Every line containing "date" should be identified and copied from the data below.

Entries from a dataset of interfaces
◆ ◆ ◆ ◆ ◆
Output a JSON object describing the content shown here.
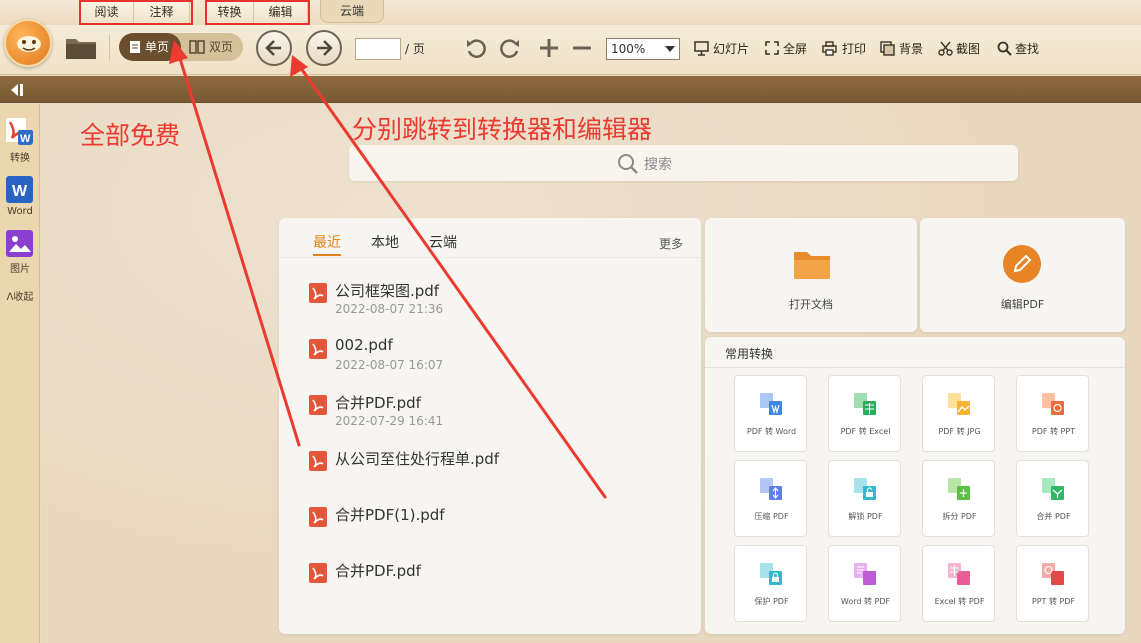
{
  "tabs": {
    "read": "阅读",
    "annotate": "注释",
    "convert": "转换",
    "edit": "编辑",
    "cloud": "云端"
  },
  "toolbar": {
    "single_page": "单页",
    "double_page": "双页",
    "page_input_value": "",
    "page_suffix": "/ 页",
    "zoom_value": "100%",
    "slideshow": "幻灯片",
    "fullscreen": "全屏",
    "print": "打印",
    "background": "背景",
    "screenshot": "截图",
    "find": "查找"
  },
  "sidebar": {
    "items": [
      {
        "label": "转换",
        "icon": "pdf-convert-icon"
      },
      {
        "label": "Word",
        "icon": "word-icon"
      },
      {
        "label": "图片",
        "icon": "image-icon"
      }
    ],
    "collapse_label": "收起"
  },
  "search": {
    "placeholder": "搜索"
  },
  "recent": {
    "tabs": [
      {
        "label": "最近",
        "active": true
      },
      {
        "label": "本地",
        "active": false
      },
      {
        "label": "云端",
        "active": false
      }
    ],
    "more": "更多",
    "files": [
      {
        "name": "公司框架图.pdf",
        "date": "2022-08-07 21:36"
      },
      {
        "name": "002.pdf",
        "date": "2022-08-07 16:07"
      },
      {
        "name": "合并PDF.pdf",
        "date": "2022-07-29 16:41"
      },
      {
        "name": "从公司至住处行程单.pdf",
        "date": ""
      },
      {
        "name": "合并PDF(1).pdf",
        "date": ""
      },
      {
        "name": "合并PDF.pdf",
        "date": ""
      }
    ]
  },
  "actions": {
    "open_doc": "打开文档",
    "edit_pdf": "编辑PDF"
  },
  "conversions": {
    "title": "常用转换",
    "tiles": [
      "PDF 转 Word",
      "PDF 转 Excel",
      "PDF 转 JPG",
      "PDF 转 PPT",
      "压缩 PDF",
      "解锁 PDF",
      "拆分 PDF",
      "合并 PDF",
      "保护 PDF",
      "Word 转 PDF",
      "Excel 转 PDF",
      "PPT 转 PDF"
    ]
  },
  "annotations": {
    "free_text": "全部免费",
    "jump_text": "分别跳转到转换器和编辑器"
  },
  "colors": {
    "accent": "#e0841b",
    "annotation_red": "#ec3a31",
    "toolbar_brown": "#7a5a33"
  }
}
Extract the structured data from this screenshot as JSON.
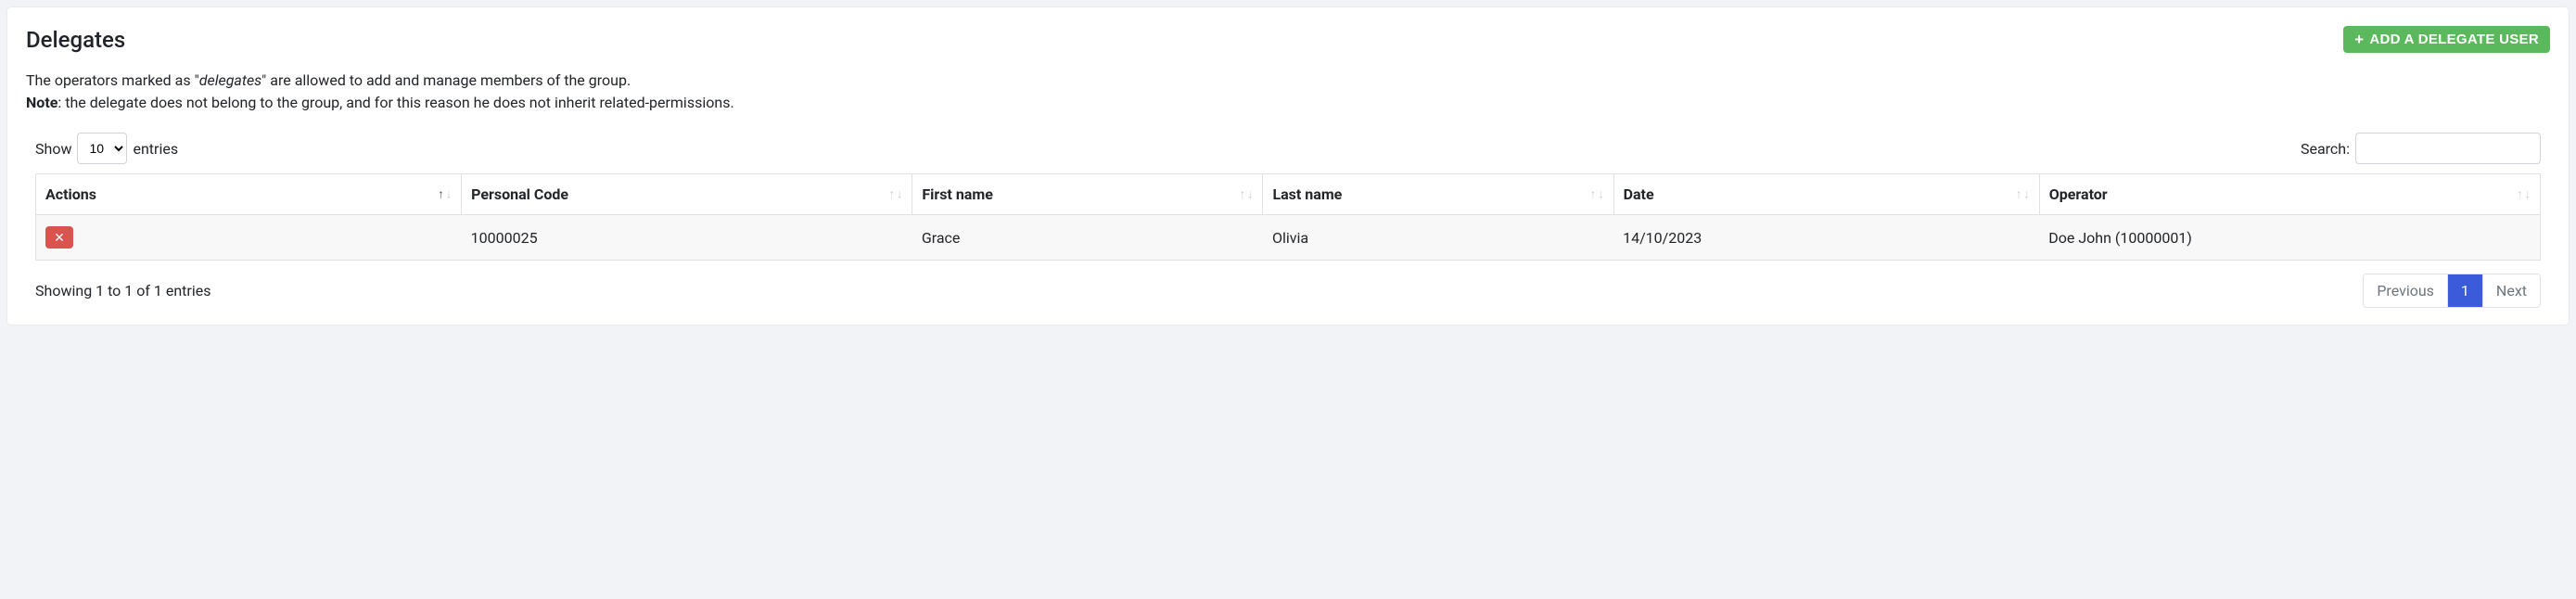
{
  "header": {
    "title": "Delegates",
    "add_button_label": "ADD A DELEGATE USER"
  },
  "intro": {
    "line1_pre": "The operators marked as \"",
    "line1_em": "delegates",
    "line1_post": "\" are allowed to add and manage members of the group.",
    "line2_strong": "Note",
    "line2_rest": ": the delegate does not belong to the group, and for this reason he does not inherit related-permissions."
  },
  "controls": {
    "show_label": "Show",
    "entries_label": "entries",
    "page_size": "10",
    "search_label": "Search:"
  },
  "table": {
    "headers": {
      "actions": "Actions",
      "personal_code": "Personal Code",
      "first_name": "First name",
      "last_name": "Last name",
      "date": "Date",
      "operator": "Operator"
    },
    "rows": [
      {
        "personal_code": "10000025",
        "first_name": "Grace",
        "last_name": "Olivia",
        "date": "14/10/2023",
        "operator": "Doe John (10000001)"
      }
    ]
  },
  "footer": {
    "info": "Showing 1 to 1 of 1 entries",
    "previous_label": "Previous",
    "page_number": "1",
    "next_label": "Next"
  }
}
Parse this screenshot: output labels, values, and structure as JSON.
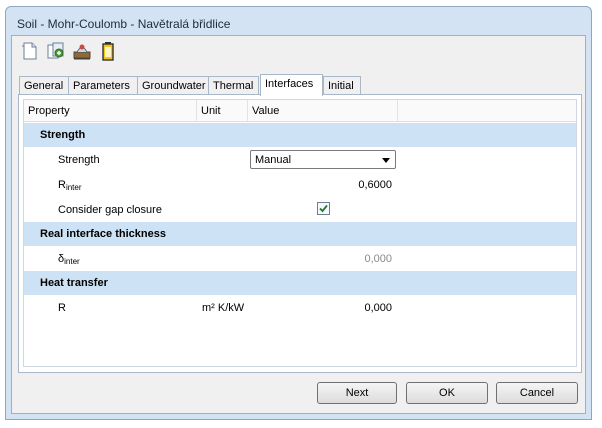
{
  "window": {
    "title": "Soil - Mohr-Coulomb - Navětralá břidlice"
  },
  "toolbar": {
    "icons": [
      "new-document-icon",
      "copy-document-icon",
      "soil-test-icon",
      "battery-icon"
    ]
  },
  "tabs": [
    {
      "label": "General"
    },
    {
      "label": "Parameters"
    },
    {
      "label": "Groundwater"
    },
    {
      "label": "Thermal"
    },
    {
      "label": "Interfaces",
      "active": true
    },
    {
      "label": "Initial"
    }
  ],
  "grid": {
    "headers": {
      "property": "Property",
      "unit": "Unit",
      "value": "Value"
    },
    "sections": {
      "strength": "Strength",
      "thickness": "Real interface thickness",
      "heat": "Heat transfer"
    },
    "rows": {
      "strength": {
        "label": "Strength",
        "value": "Manual"
      },
      "rinter": {
        "label_main": "R",
        "label_sub": "inter",
        "value": "0,6000"
      },
      "gap": {
        "label": "Consider gap closure",
        "checked": true
      },
      "dinter": {
        "label_main": "δ",
        "label_sub": "inter",
        "value": "0,000"
      },
      "r": {
        "label": "R",
        "unit": "m² K/kW",
        "value": "0,000"
      }
    }
  },
  "buttons": {
    "next": "Next",
    "ok": "OK",
    "cancel": "Cancel"
  },
  "colors": {
    "section_bg": "#cde3f5",
    "frame": "#d3e3f4",
    "check": "#1f7a2e"
  }
}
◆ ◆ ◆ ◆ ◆
# Response box:
        "date": "2022-08-07 21:36"
        "date": "2022-08-07 16:07"
        "date": "2022-07-29 16:41"
        "date": ""
        "date": ""
        "date": ""
      "date": "Date",
        "date": "14/10/2023",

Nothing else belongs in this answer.